Auggie had not ever anticipated this kind of day, not for a long, long time. He'd almost become reclusive; other than spending all his time at work, he stuck pretty close to home otherwise. It just had become habit. But since knowing Annie, he'd gone to baseball games, hit concerts, tried new restaurants, and learned how to enjoy things he'd written off for himself as a blind man. That was one thing that Auggie had always gotten out of dating. A partner took him out of his comfort zone, guided him through the unknown. Annie had always taken this two steps further. Joan had even admitted to him that she'd paired Annie with Auggie to take him out of his comfort zone. She'd seen that his circle of comfort had become painfully small since he'd come back from Iraq, and somehow, Joan had seen Annie as one to break some of that down.
The drive took them along the river and then Annie decided they needed an ice cream.
"I don't do well with ice-cream, Annie," Auggie stated as she pulled in to a lot.
"No worries, Auggie, we'll get yours in a cup, and we'll have heaps of napkins. This place even has a picnic table, so we can sit over there. I can't pass by an ice-cream stand. Besides, they painted this one pink and blue, and you truly do not want to ask me to pass right on by this." The engine roared and then fell silent.
"Oh, no, in that case, I don't dare." Auggie raised his hands in defeat, chuckling, hearing Annie's seatbelt click.
He pulled his cane from his messenger bag and got out of the car. Annie met him immediately and he took her elbow as they walked along the crushed gravel under their feet.
"One step," Annie said, and they stepped up onto the wooden platform in front of the ice-cream stand. Annie read Auggie the list of flavours and they took their time deciding. Annie had a cone, and she took the bowl and spoon for Auggie and they headed over to the picnic table.
Annie placed Auggie's hand on the table and he found his way into the bench seat across from her.
"This is good," Auggie said, appreciative of her suggestion.
"There's always a way around it, Auggie, when there's ice-cream to be eaten."
Auggie laughed.
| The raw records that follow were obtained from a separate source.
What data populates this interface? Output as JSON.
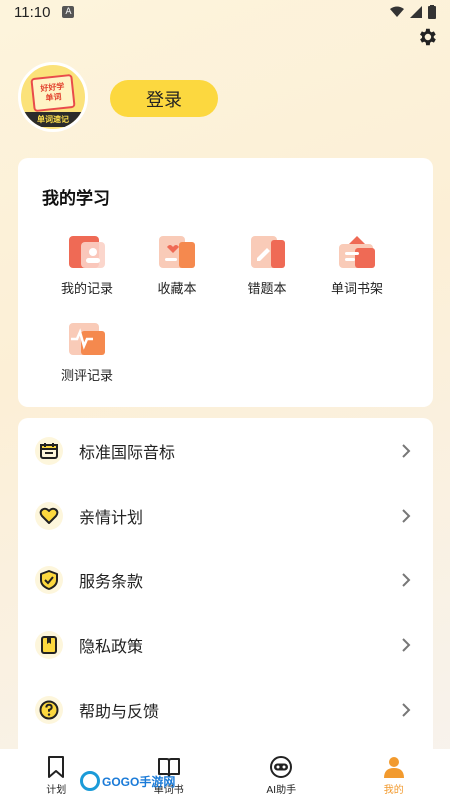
{
  "status_bar": {
    "time": "11:10",
    "notif": "A"
  },
  "profile": {
    "login_label": "登录",
    "avatar_top": "好好学",
    "avatar_mid": "单词",
    "avatar_label": "单词速记"
  },
  "study": {
    "title": "我的学习",
    "items": [
      {
        "label": "我的记录",
        "icon": "record-icon"
      },
      {
        "label": "收藏本",
        "icon": "favorites-icon"
      },
      {
        "label": "错题本",
        "icon": "mistakes-icon"
      },
      {
        "label": "单词书架",
        "icon": "bookshelf-icon"
      },
      {
        "label": "测评记录",
        "icon": "assessment-icon"
      }
    ]
  },
  "menu": {
    "items": [
      {
        "label": "标准国际音标",
        "icon": "phonetic-icon"
      },
      {
        "label": "亲情计划",
        "icon": "heart-icon"
      },
      {
        "label": "服务条款",
        "icon": "shield-icon"
      },
      {
        "label": "隐私政策",
        "icon": "privacy-book-icon"
      },
      {
        "label": "帮助与反馈",
        "icon": "help-icon"
      }
    ]
  },
  "tabs": [
    {
      "label": "计划",
      "icon": "bookmark-icon"
    },
    {
      "label": "单词书",
      "icon": "book-icon"
    },
    {
      "label": "AI助手",
      "icon": "robot-icon"
    },
    {
      "label": "我的",
      "icon": "person-icon",
      "active": true
    }
  ],
  "watermark": "GOGO手游网",
  "colors": {
    "accent": "#fcd83f",
    "active_tab": "#f29a2e",
    "icon_red": "#ef6a55"
  }
}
Feeling the ice cream on his tongue, and the sun on his shoulders, and hearing the sounds of the kids and the other customers at the small stand, Auggie once again marvelled at what this woman had done for him.
"So," she said. "I know we agreed to go quietly, and I knew we agreed to keep it small, and I still agree to all that... but I really think we should start planning this wedding."
Ice-cream always comes with a talk, remembered Auggie, smiling at his beautiful fiancé across the table. He prepared himself as well as any good husband-to-be and got ready to start talking.